I was involved in a presentation last week to a group of CEO’s on the topic of CRM technology. The following summarises some of the points I wanted to get across:
Most projects do not add great value – my best guess is that over 80% of CRM projects fail to add any significant value. This is both a challenge and an opportunity. A challenge in the sense there are clearly issues with the way we generally approach these projects. An opportunity, in the sense that if most people don’t do them well this may be a significant source of competitive advantage.
Technology is easy, execution is hard – most organisations seem to get unduly wrapped up in matters pertaining to technology selection. While this is important, it’s still the relatively easy part of a project. Applying technology in a way that generates operational value is the much more exacting challenge. There’s also a danger of assuming that the CRM vendors or implementation partners can solve this issue. From my experience vendors are fine with technology itself, but don’t generally have the full suite of capabilities to apply software in a way that generates value.
There must be a business objective – CRM technology is a tool set. It enables you to achieve defined objectives – it doesn’t just add value on its own. It’s therefore imperative to define clearly what issues you are trying to address, or what objectives you are trying to reach. This will drive the whole approach to your project and the set up of your system. The defined objectives are likely to vary significantly from organisation to organisation.

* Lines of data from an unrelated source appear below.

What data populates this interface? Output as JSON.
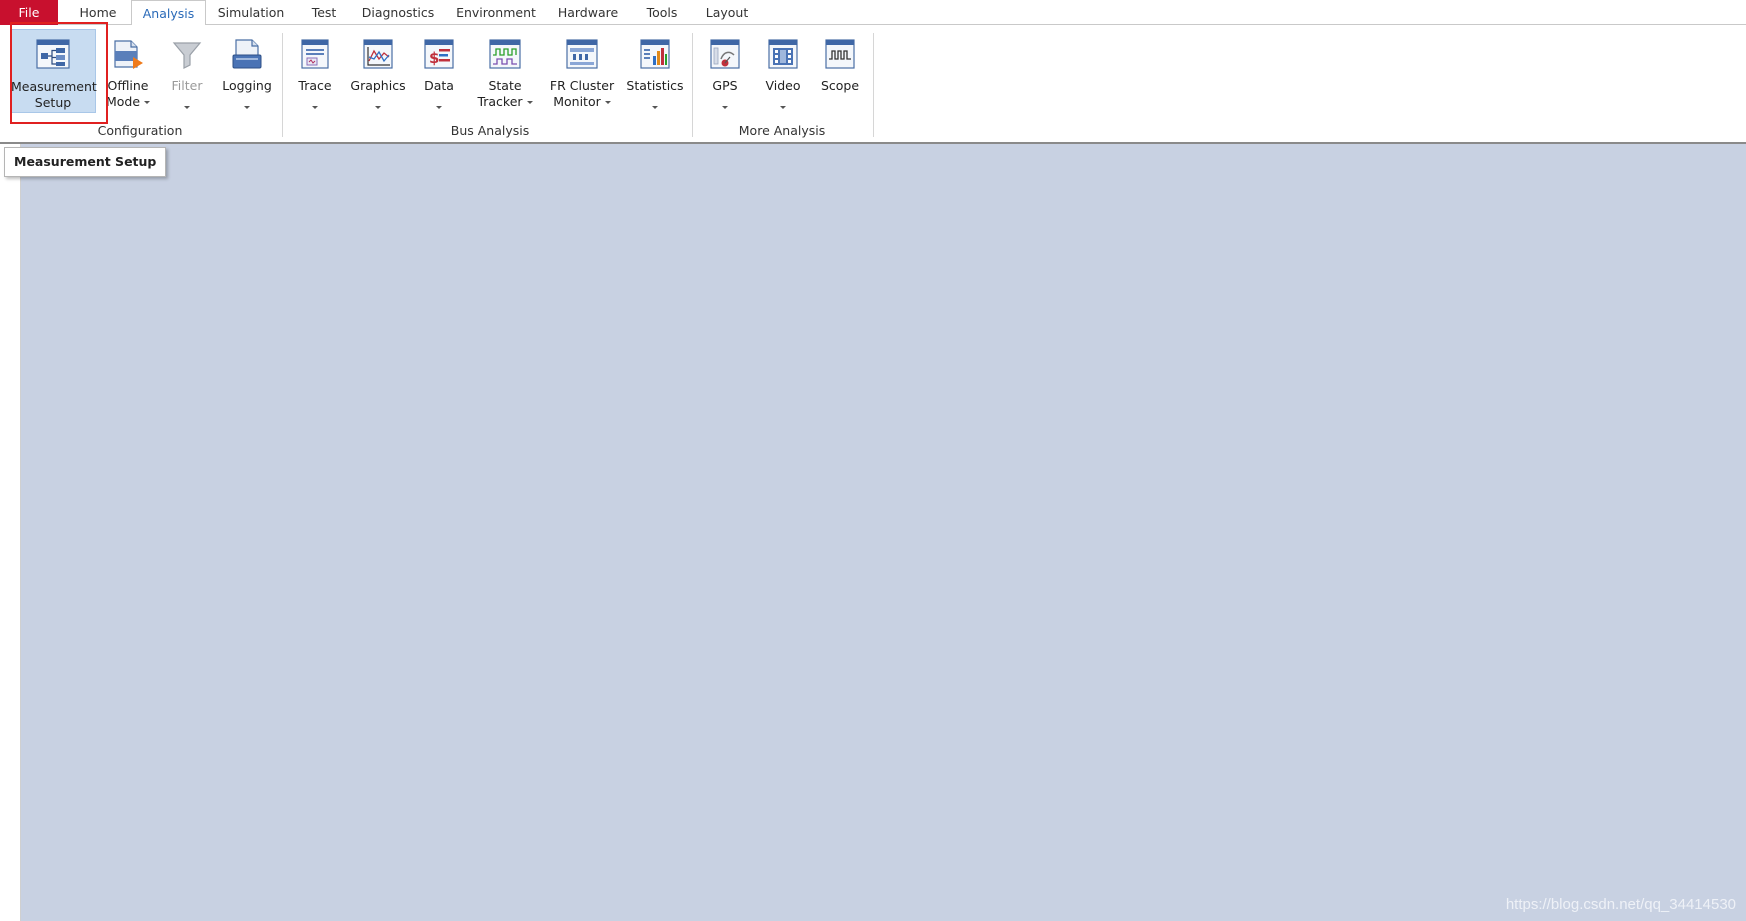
{
  "tabs": [
    {
      "label": "File"
    },
    {
      "label": "Home"
    },
    {
      "label": "Analysis"
    },
    {
      "label": "Simulation"
    },
    {
      "label": "Test"
    },
    {
      "label": "Diagnostics"
    },
    {
      "label": "Environment"
    },
    {
      "label": "Hardware"
    },
    {
      "label": "Tools"
    },
    {
      "label": "Layout"
    }
  ],
  "active_tab": "Analysis",
  "ribbon": {
    "groups": [
      {
        "label": "Configuration"
      },
      {
        "label": "Bus Analysis"
      },
      {
        "label": "More Analysis"
      }
    ],
    "buttons": {
      "measurement_setup": "Measurement\nSetup",
      "offline_mode_1": "Offline",
      "offline_mode_2": "Mode",
      "filter": "Filter",
      "logging": "Logging",
      "trace": "Trace",
      "graphics": "Graphics",
      "data": "Data",
      "state_tracker_1": "State",
      "state_tracker_2": "Tracker",
      "fr_cluster_monitor_1": "FR Cluster",
      "fr_cluster_monitor_2": "Monitor",
      "statistics": "Statistics",
      "gps": "GPS",
      "video": "Video",
      "scope": "Scope"
    }
  },
  "tooltip": "Measurement Setup",
  "watermark": "https://blog.csdn.net/qq_34414530",
  "colors": {
    "file_tab": "#c8102e",
    "active_tab_text": "#2a6ab8",
    "workspace": "#c8d1e2",
    "highlight": "#e02020"
  }
}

Even two very similar businesses working in the same vertical market might deploy CRM technology equally successfully, but in totally different ways. The starting point must be the operational goals, not the technology.
Don’t get caught in the middle – this concept is summarised in more detail in this post, but in summary I believe there are two approaches to CRM: an ad hoc approach where we provide users with a basic tool set but have limited expectations on how comprehensive or systematic usage will be, and a process driven approach where our key operational processes are managed through the system which demands very high adoption rates. The ad hoc approach is generally quick, inexpensive but returns on investment are modest. The process driven process is lengthy and resource hungry, but the returns can be huge. There’s no right or wrong on this. Some organisations may not have the resources, focus, or patience for a process driven approach. The key is not to get caught in the middle: spending heavily, but not enough to successful deploy a process oriented approach and ending up with as little benefit as if they had spent virtually nothing.

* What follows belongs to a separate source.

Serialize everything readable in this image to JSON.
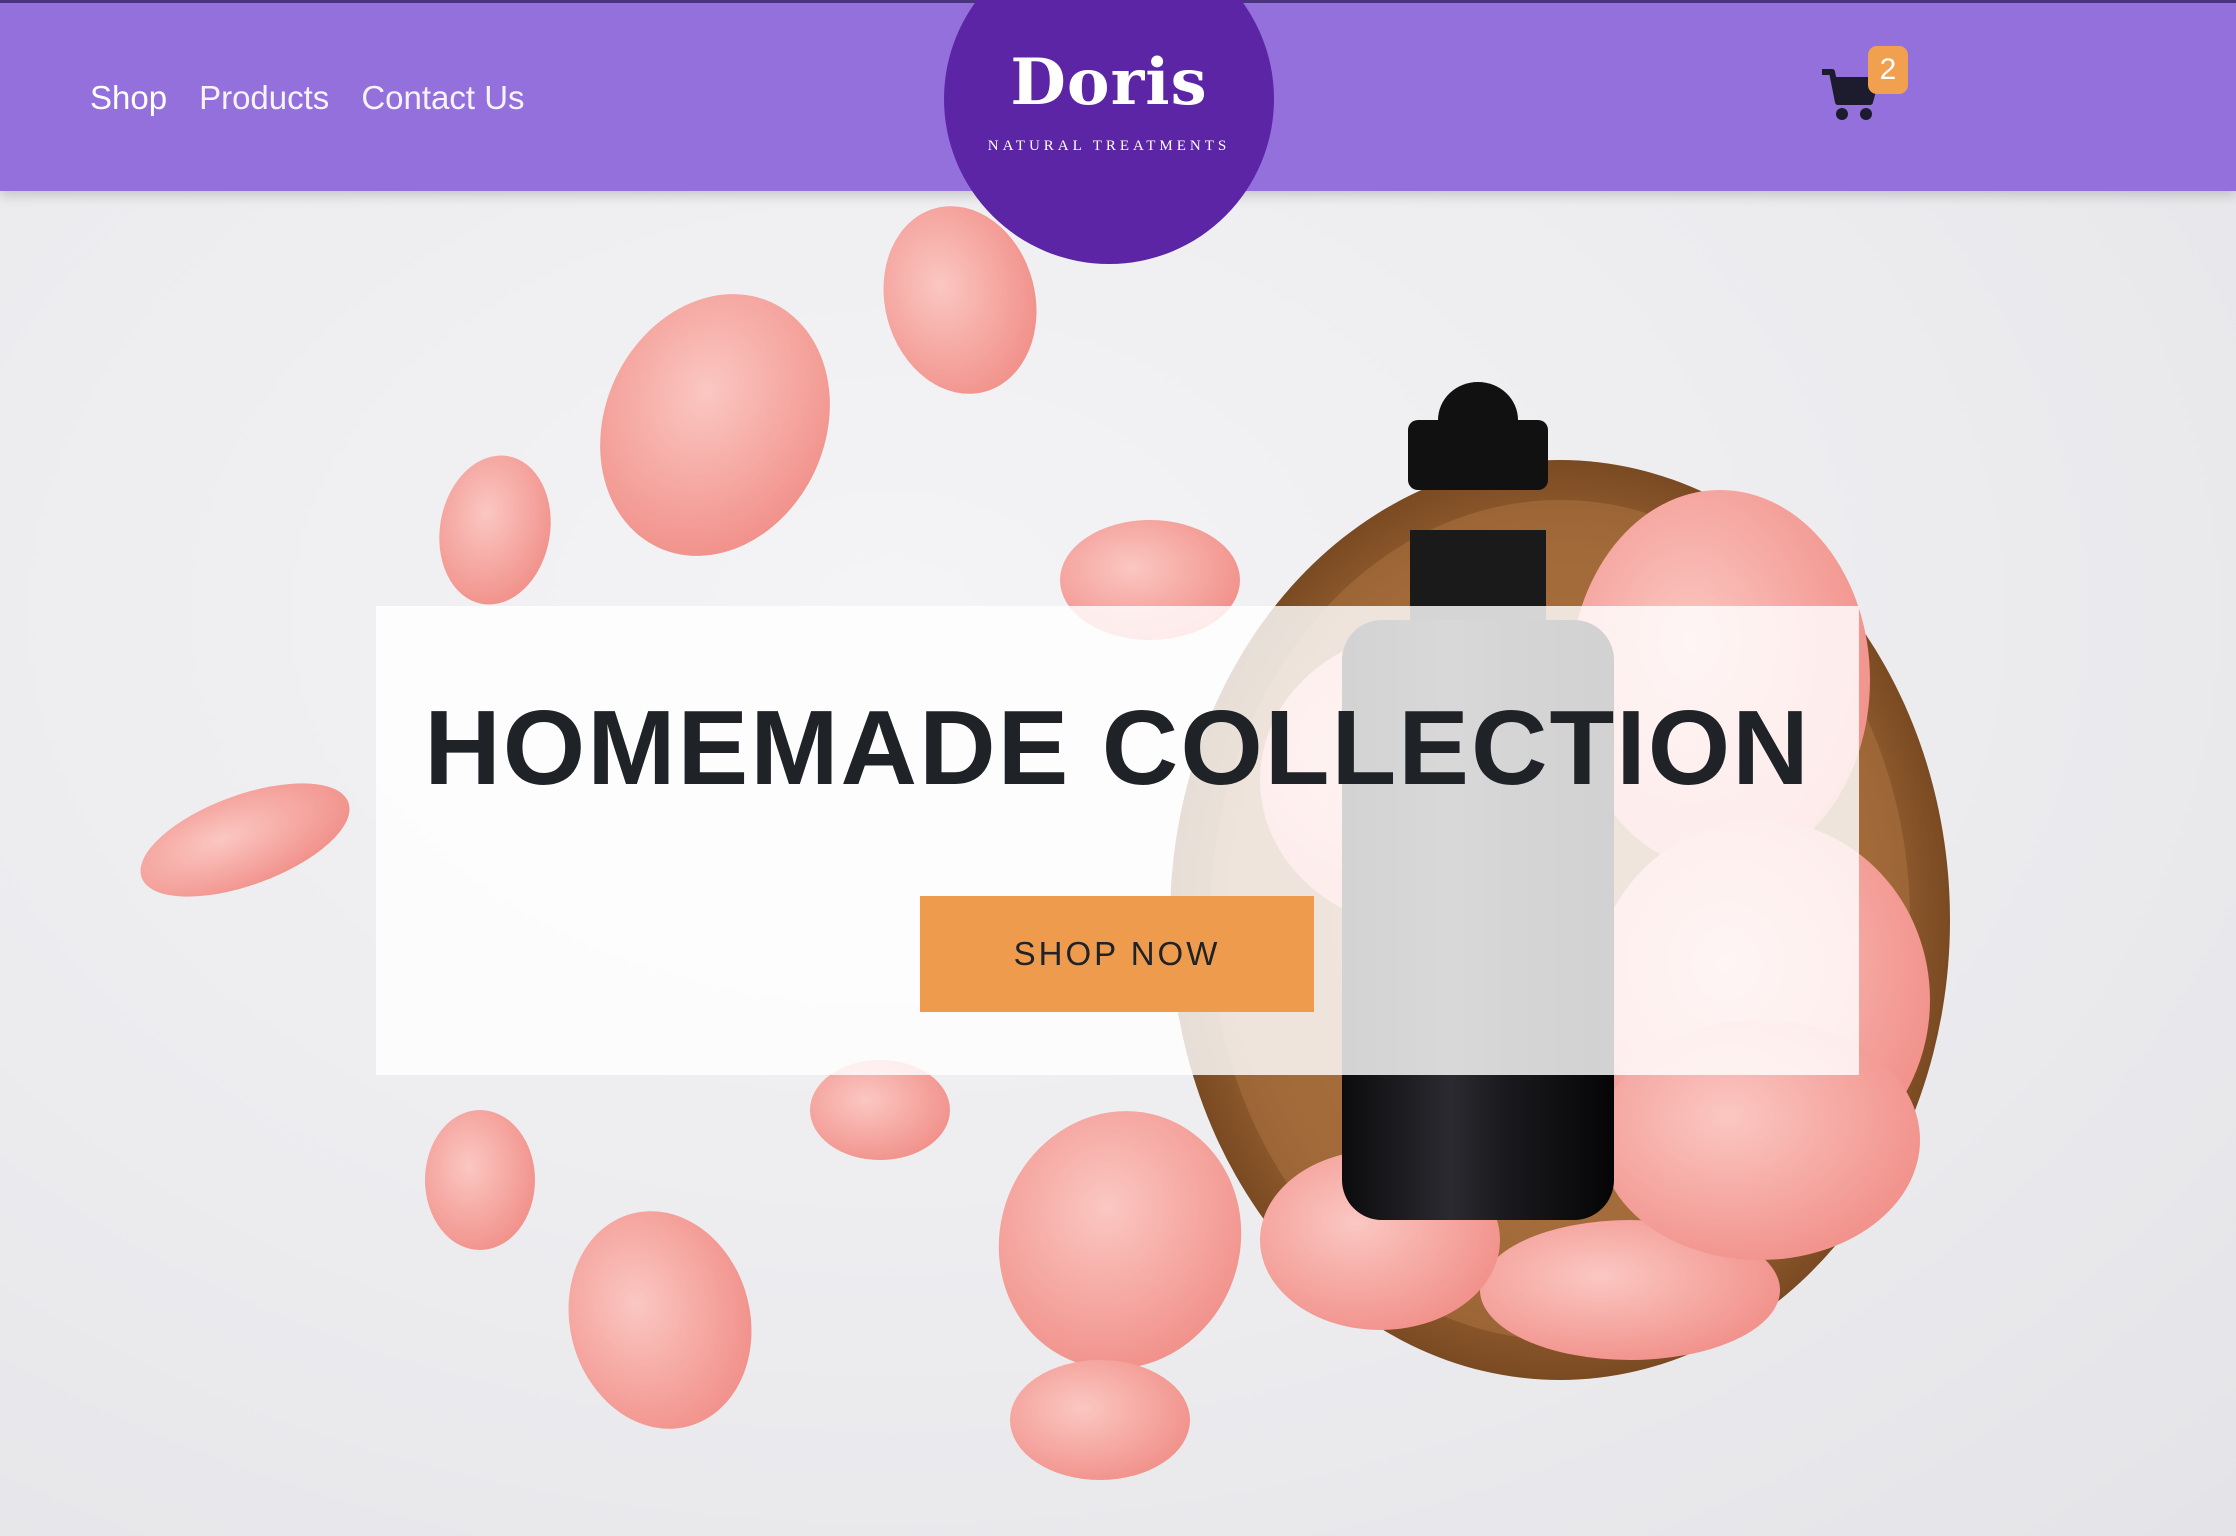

Pick your shots – because of the demands of a process oriented approach to CRM, it’s better to limit the goals for a project to a few key areas where technology can make a significant difference. Trying to do too much can overwhelm your resources and result in failure. The key is to generate success, even if it’s on a limited scale, and build up from there.
Software is not your biggest cost – it’s pretty common to see CRM projects described in terms of cost per software license, but in reality this is just a fraction of the total costs. Other, often less visible, costs will include infrastructure, and implementation services, but the largest, and most frequently overlooked, element is the internal time involved. Internal time can prove a big issue for would-be implementers of CRM technology, because the distraction from the day job can be a significant hidden expense.
The CEO should be involved – if the CRM project is going to have strategic value, the CEO has a key role to play in ensuring the project stays on track and that the right conditions for successful user adoption are established. Thereafter the CEO should be a key user of the system and a key consumer of reporting information. I can think of very few successful CRM projects that haven’t had active senior sponsors.
User adoption if the main battleground – you can deploy the best CRM system in the world, but if you can’t get people to use it in a consistent and systematic fashion it won’t add value. Defining an effective user adoption strategy and delivering on it is the key battleground. Poor user adoption kills off more, otherwise successful systems, than anything else. This needs to be the area where the weight of your resources are focused.
It’s a programme not a project – CRM deployments are fragile flowers, and many fail to adapt to changing circumstance over time. It doesn’t take much for a system to fall into obsolescence, so it’s essential to ensure there’s a supporting infrastructure that ensures the system develops and adapts over time. Organisations need to factor in the ongoing resources and disciplines if they are going to be successful over the long term.
Anyway, those were my thoughts. I will probably turn this into a more structured document at some point, so feedback on what I’ve missed would be appreciated…